If Puscifer's live show doesn't fit in the construct of a traditional rock show - and trust me, it doesn't - that's by design.
"How many times can you go see a band that just stands up there facing you regurgitating their album?" said singer Maynard James Keenan. "It's just kind of boring. I mean, if Led Zeppelin did it, I suppose I would endure that."
Puscifer's live show is not kind of boring. It's a blend of absurdist theater, video segues and live performance of the sometimes dark, sometimes lovely, sometimes whimsical electro-tinged rock that Keenan has been making under the Puscifer moniker for the past decade, most recently on 2015's excellent (and excellently titled) Money Shot.
"I feel like taking people outside of their normal comfort zones gives people a different experience. It's not for everybody. But it's definitely growing," said Keenan. "And there's something to be said for that, especially in this day and age when people just have no respect for what goes on in the process of writing and recording and selling music."
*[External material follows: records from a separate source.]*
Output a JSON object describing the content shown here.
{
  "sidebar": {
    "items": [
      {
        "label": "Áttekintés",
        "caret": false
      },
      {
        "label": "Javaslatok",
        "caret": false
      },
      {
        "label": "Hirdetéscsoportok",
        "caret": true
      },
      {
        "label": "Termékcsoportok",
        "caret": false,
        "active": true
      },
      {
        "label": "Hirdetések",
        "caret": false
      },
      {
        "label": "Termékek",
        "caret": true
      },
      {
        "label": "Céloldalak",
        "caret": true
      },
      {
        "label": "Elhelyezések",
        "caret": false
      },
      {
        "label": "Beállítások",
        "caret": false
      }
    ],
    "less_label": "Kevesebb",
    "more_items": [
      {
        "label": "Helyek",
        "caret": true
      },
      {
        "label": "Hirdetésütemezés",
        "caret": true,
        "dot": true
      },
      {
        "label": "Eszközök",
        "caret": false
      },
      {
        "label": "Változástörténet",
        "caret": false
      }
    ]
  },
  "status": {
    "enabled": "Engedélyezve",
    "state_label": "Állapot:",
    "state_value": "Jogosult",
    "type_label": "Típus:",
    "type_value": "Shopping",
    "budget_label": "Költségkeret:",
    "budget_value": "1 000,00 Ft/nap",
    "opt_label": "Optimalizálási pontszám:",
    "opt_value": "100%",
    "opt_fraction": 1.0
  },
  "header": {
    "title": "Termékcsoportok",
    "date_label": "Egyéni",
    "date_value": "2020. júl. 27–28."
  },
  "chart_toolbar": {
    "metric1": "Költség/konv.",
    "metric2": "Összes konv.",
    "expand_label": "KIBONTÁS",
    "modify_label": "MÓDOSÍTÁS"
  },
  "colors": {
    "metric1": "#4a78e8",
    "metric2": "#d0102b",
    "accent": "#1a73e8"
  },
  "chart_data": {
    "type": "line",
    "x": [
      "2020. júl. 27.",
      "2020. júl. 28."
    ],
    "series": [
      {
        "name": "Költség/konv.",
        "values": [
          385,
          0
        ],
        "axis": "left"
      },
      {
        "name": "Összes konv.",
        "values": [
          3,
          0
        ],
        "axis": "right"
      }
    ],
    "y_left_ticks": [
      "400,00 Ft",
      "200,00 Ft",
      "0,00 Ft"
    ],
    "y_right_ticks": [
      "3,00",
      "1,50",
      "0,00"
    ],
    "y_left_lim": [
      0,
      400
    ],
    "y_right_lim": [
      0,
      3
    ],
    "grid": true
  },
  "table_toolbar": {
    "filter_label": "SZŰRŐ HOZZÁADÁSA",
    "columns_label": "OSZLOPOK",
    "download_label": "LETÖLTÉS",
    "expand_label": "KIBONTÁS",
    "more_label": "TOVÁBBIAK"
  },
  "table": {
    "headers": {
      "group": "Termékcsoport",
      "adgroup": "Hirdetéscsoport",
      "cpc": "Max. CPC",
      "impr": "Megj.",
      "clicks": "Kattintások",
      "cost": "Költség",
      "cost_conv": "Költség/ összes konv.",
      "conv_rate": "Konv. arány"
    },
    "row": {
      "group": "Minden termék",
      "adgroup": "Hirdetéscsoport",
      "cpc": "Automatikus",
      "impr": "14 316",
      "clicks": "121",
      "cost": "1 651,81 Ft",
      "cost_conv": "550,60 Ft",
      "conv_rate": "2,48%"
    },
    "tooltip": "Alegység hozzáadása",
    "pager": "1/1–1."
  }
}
Keenan, of course, is intimate with that process, as he's also the frontman for A Perfect Circle and Tool. Some tongue-in-cheek negative comments about certain segments of the latter's fanbase made for some internet fodder late last year. "There's a difference between clickbait and twisted words taken out of context, and what was actually said," Keenan noted.
In fairness, there definitely is a segment of Tool fans who could use a dose of Puscifer's humor, as seen in the inspirations Keenan cited for the band's live show. "Generally speaking, 'Monty Python,' 'Kids in the Hall,' those are big inspirations for us, [both] for content and the quirky nature of the approach."
The sketch-comedy gene runs deep through Puscifer. The name came from a rotating volley of fake band names Keenan used while performing in a '90s Los Angeles variety show called "Tantrum." This is also how Puscifer was introduced - if only in name - to the nation in a sketch on HBO's seminal "Mr. Show." "David Cross was involved in 'Tantrum' as well," Keenan recalled. "So when they asked me to be a part of the Ronnie Dobbs tribute, I said, couldn't we just do it as Puscifer?"
Keenan is famously (at least to music journalists) a puzzling figure, content to throw out his artistic output and leave it to the audience to decipher - or not. "It's hard to know whether I prefer to be enigmatic," he said. "It could just be that I'm Irish."
Puscifer also touches on themes that run throughout Keenan's catalogue, notions of personal evolution amid whatever the future holds for us as collective. "I think the hardest part for the human race to really grasp in light of all the changes that are occurring [is] whether we're we're part of it or we're just along for the ride," Keenan said. "We might not be included in the next phase. We might just be like the dinosaurs."
If Keenan's outlook sounds bleak, it's not. "You just have to let go of that paralyzing fear of not being included in that process," he said. "All we know, all we're sure of, is today. So just be hopeful about today. Be kind to each other today."